• What the exercise asks: Scan the records below and copy every line that contains the string "would".

[Dataset excerpts]
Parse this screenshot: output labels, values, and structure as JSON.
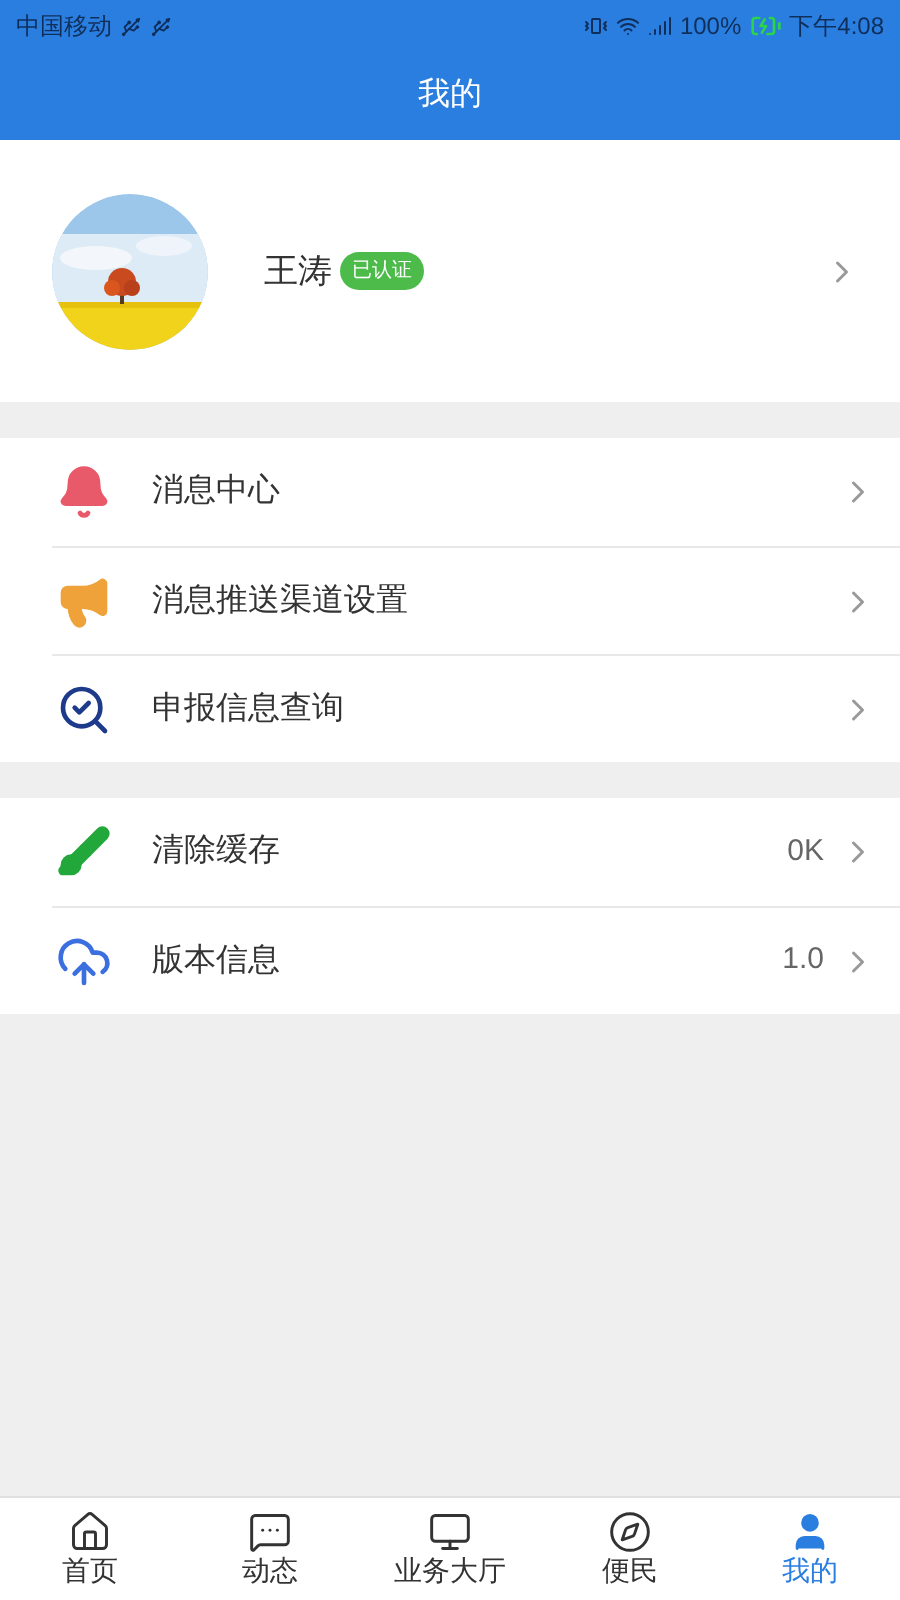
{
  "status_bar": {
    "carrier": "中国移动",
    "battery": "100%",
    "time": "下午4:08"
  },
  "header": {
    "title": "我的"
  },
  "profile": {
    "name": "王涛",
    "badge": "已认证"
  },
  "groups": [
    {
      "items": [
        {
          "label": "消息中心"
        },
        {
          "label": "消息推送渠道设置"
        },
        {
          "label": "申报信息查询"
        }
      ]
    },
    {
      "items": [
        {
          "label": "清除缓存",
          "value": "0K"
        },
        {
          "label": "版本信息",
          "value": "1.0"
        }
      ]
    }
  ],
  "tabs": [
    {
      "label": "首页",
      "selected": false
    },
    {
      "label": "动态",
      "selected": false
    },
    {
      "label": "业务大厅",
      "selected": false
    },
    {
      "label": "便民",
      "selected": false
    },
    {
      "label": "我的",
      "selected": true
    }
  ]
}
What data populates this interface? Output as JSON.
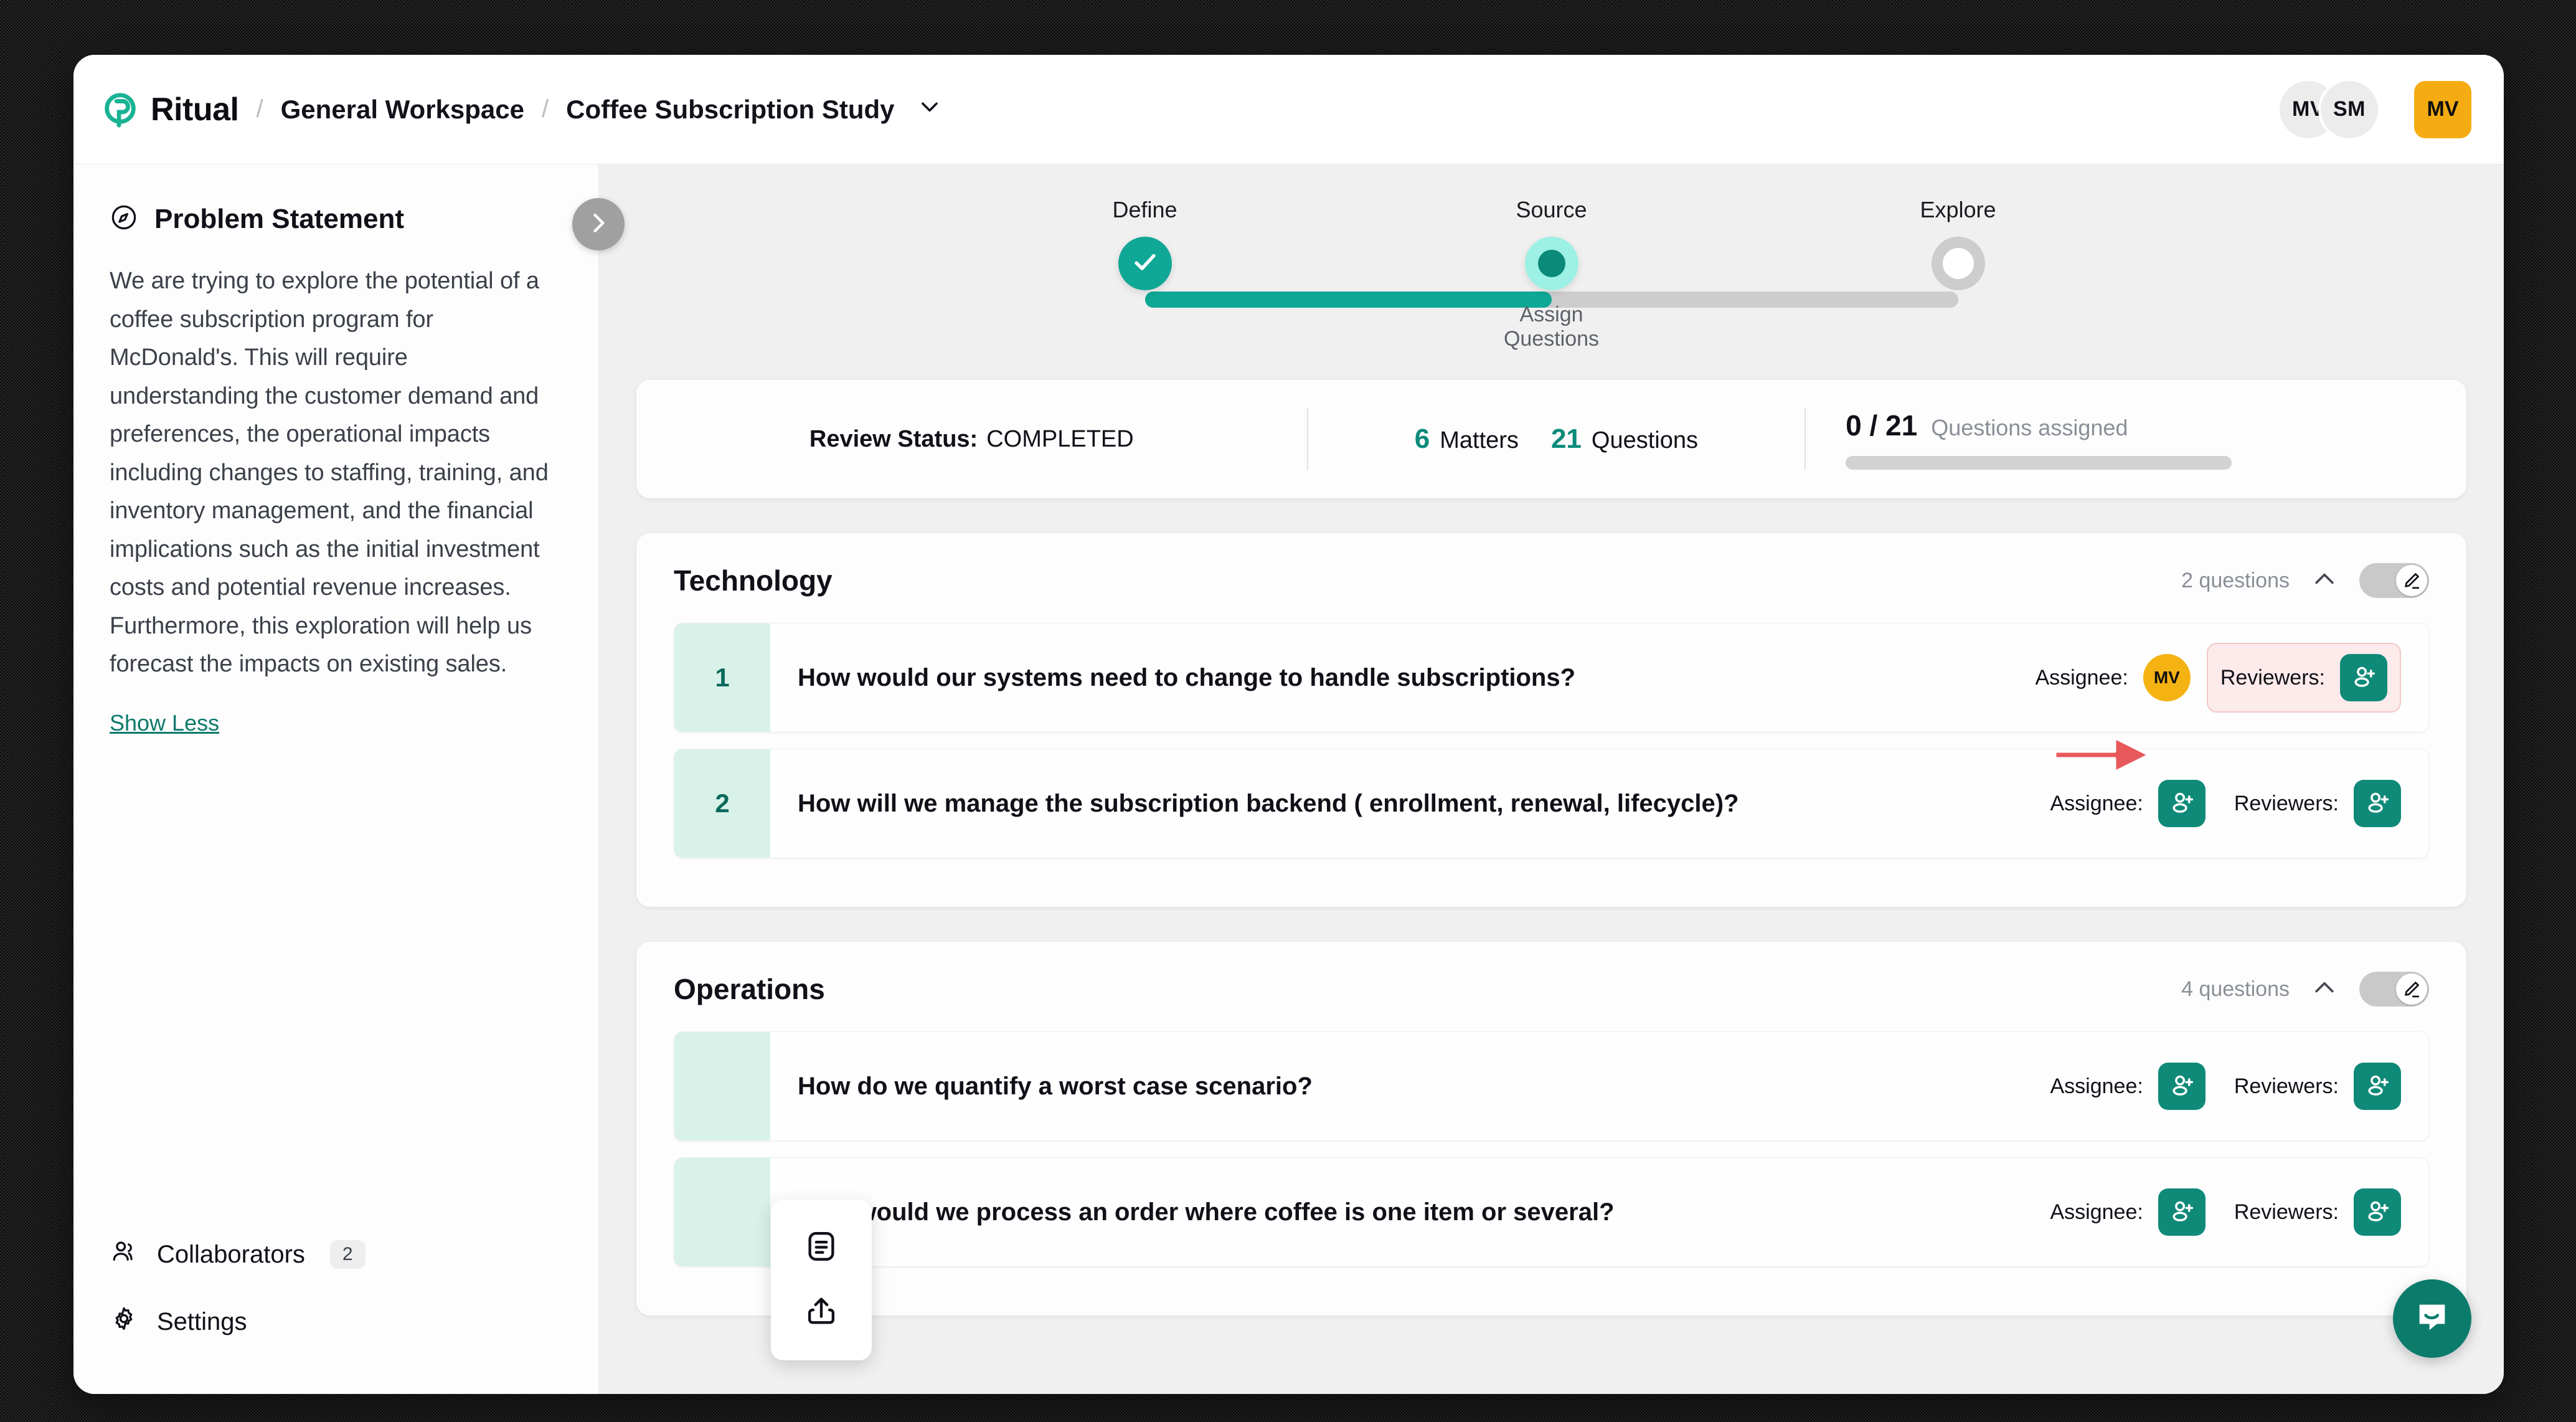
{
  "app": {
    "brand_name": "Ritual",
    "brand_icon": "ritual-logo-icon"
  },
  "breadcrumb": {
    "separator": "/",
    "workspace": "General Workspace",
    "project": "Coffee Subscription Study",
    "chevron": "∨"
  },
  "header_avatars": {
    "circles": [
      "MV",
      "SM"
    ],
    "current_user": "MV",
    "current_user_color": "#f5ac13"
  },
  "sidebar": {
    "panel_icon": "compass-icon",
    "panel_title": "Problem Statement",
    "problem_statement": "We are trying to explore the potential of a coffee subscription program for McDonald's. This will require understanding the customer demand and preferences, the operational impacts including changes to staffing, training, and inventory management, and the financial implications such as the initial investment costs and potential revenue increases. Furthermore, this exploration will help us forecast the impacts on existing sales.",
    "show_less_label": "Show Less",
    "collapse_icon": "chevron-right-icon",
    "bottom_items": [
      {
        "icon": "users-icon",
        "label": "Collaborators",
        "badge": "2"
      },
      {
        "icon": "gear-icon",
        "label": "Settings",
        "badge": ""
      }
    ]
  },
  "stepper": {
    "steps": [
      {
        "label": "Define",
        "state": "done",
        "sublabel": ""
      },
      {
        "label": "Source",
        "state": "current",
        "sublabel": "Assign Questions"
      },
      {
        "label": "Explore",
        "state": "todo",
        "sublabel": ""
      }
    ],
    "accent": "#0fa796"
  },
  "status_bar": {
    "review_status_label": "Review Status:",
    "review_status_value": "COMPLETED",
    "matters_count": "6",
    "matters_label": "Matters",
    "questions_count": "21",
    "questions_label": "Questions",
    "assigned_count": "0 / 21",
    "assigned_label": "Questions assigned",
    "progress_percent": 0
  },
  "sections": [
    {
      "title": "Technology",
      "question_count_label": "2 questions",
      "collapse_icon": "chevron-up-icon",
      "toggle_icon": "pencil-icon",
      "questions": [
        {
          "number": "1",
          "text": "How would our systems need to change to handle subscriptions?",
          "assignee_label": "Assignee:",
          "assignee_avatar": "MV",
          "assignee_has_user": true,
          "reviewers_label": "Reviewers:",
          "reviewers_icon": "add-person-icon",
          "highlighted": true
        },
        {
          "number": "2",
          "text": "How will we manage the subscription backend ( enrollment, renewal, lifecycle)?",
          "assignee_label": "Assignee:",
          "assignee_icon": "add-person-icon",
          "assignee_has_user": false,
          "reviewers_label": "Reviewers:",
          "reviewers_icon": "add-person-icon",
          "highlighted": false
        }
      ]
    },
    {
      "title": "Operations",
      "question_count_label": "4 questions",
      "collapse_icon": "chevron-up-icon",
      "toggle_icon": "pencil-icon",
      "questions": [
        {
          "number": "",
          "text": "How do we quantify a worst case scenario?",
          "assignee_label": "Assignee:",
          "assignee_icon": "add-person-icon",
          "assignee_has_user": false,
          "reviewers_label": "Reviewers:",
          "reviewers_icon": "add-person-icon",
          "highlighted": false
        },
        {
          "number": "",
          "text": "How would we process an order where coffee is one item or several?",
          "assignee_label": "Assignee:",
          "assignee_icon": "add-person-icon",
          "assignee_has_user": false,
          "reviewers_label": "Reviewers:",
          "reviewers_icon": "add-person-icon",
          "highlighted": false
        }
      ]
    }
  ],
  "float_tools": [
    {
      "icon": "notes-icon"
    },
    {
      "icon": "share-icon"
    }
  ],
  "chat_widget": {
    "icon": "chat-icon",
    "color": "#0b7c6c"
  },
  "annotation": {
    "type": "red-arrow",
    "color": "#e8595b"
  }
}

• Exercise result:
          "text": "How would our systems need to change to handle subscriptions?",
          "text": "How would we process an order where coffee is one item or several?",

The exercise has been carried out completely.